Your task>
Return each of the entries below word for word.

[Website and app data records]

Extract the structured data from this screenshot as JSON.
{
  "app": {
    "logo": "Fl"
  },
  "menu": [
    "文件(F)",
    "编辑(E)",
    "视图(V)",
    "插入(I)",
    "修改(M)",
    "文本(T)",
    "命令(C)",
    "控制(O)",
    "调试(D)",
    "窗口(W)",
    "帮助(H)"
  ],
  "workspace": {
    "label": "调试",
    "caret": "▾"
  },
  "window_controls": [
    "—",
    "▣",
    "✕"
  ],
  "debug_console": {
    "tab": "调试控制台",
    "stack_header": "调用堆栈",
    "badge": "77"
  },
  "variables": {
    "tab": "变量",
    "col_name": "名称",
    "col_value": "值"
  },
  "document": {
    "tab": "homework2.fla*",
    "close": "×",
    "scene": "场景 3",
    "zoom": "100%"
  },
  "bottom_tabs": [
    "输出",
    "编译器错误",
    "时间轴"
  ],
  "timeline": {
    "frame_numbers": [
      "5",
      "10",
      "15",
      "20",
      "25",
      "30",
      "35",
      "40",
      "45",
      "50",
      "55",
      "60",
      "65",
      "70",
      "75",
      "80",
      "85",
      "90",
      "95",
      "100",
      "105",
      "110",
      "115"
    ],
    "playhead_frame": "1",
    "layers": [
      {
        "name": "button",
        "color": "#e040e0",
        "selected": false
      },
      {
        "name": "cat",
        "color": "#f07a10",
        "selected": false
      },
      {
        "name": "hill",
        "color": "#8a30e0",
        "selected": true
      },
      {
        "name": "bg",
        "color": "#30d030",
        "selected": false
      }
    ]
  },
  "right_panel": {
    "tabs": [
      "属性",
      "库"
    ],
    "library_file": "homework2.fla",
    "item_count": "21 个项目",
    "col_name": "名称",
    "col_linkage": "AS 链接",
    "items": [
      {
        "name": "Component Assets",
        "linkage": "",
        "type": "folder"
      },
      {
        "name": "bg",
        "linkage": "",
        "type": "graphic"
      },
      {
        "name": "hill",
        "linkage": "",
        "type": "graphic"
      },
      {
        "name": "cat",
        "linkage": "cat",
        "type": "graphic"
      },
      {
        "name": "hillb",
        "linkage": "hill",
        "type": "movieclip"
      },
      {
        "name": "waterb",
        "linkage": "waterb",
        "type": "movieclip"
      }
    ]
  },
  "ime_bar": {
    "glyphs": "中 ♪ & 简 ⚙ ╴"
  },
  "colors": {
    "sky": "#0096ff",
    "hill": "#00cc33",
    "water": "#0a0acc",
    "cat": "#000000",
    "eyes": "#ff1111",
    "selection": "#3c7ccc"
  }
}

Answer to the exercise>
Extract the structured data from this screenshot as JSON.
{
  "app": {
    "logo": "Fl"
  },
  "menu": [
    "文件(F)",
    "编辑(E)",
    "视图(V)",
    "插入(I)",
    "修改(M)",
    "文本(T)",
    "命令(C)",
    "控制(O)",
    "调试(D)",
    "窗口(W)",
    "帮助(H)"
  ],
  "workspace": {
    "label": "调试",
    "caret": "▾"
  },
  "window_controls": [
    "—",
    "▣",
    "✕"
  ],
  "debug_console": {
    "tab": "调试控制台",
    "stack_header": "调用堆栈",
    "badge": "77"
  },
  "variables": {
    "tab": "变量",
    "col_name": "名称",
    "col_value": "值"
  },
  "document": {
    "tab": "homework2.fla*",
    "close": "×",
    "scene": "场景 3",
    "zoom": "100%"
  },
  "bottom_tabs": [
    "输出",
    "编译器错误",
    "时间轴"
  ],
  "timeline": {
    "frame_numbers": [
      "5",
      "10",
      "15",
      "20",
      "25",
      "30",
      "35",
      "40",
      "45",
      "50",
      "55",
      "60",
      "65",
      "70",
      "75",
      "80",
      "85",
      "90",
      "95",
      "100",
      "105",
      "110",
      "115"
    ],
    "playhead_frame": "1",
    "layers": [
      {
        "name": "button",
        "color": "#e040e0",
        "selected": false
      },
      {
        "name": "cat",
        "color": "#f07a10",
        "selected": false
      },
      {
        "name": "hill",
        "color": "#8a30e0",
        "selected": true
      },
      {
        "name": "bg",
        "color": "#30d030",
        "selected": false
      }
    ]
  },
  "right_panel": {
    "tabs": [
      "属性",
      "库"
    ],
    "library_file": "homework2.fla",
    "item_count": "21 个项目",
    "col_name": "名称",
    "col_linkage": "AS 链接",
    "items": [
      {
        "name": "Component Assets",
        "linkage": "",
        "type": "folder"
      },
      {
        "name": "bg",
        "linkage": "",
        "type": "graphic"
      },
      {
        "name": "hill",
        "linkage": "",
        "type": "graphic"
      },
      {
        "name": "cat",
        "linkage": "cat",
        "type": "graphic"
      },
      {
        "name": "hillb",
        "linkage": "hill",
        "type": "movieclip"
      },
      {
        "name": "waterb",
        "linkage": "waterb",
        "type": "movieclip"
      }
    ]
  },
  "ime_bar": {
    "glyphs": "中 ♪ & 简 ⚙ ╴"
  },
  "colors": {
    "sky": "#0096ff",
    "hill": "#00cc33",
    "water": "#0a0acc",
    "cat": "#000000",
    "eyes": "#ff1111",
    "selection": "#3c7ccc"
  }
}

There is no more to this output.